- _Task prompt_:
Scan the entries and copy each line where the word "Chop" is present.

- _Data_:
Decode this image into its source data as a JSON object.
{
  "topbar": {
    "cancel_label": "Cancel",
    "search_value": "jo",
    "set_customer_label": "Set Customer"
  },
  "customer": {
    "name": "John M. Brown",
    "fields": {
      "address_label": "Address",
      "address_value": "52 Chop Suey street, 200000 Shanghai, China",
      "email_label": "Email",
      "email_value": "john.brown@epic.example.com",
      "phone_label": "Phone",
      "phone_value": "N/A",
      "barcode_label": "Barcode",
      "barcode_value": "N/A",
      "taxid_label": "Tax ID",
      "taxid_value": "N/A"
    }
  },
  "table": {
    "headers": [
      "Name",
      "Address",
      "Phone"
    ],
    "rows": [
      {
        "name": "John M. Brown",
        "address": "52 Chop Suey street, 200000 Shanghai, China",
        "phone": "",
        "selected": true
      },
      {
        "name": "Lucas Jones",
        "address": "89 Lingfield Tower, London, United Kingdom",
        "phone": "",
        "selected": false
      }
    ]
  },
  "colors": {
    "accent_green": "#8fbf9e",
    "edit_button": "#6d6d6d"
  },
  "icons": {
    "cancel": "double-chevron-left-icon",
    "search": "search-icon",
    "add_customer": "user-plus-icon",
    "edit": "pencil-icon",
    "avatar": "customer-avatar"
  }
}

- _Answer to the exercise_:
      "address_value": "52 Chop Suey street, 200000 Shanghai, China",
        "address": "52 Chop Suey street, 200000 Shanghai, China",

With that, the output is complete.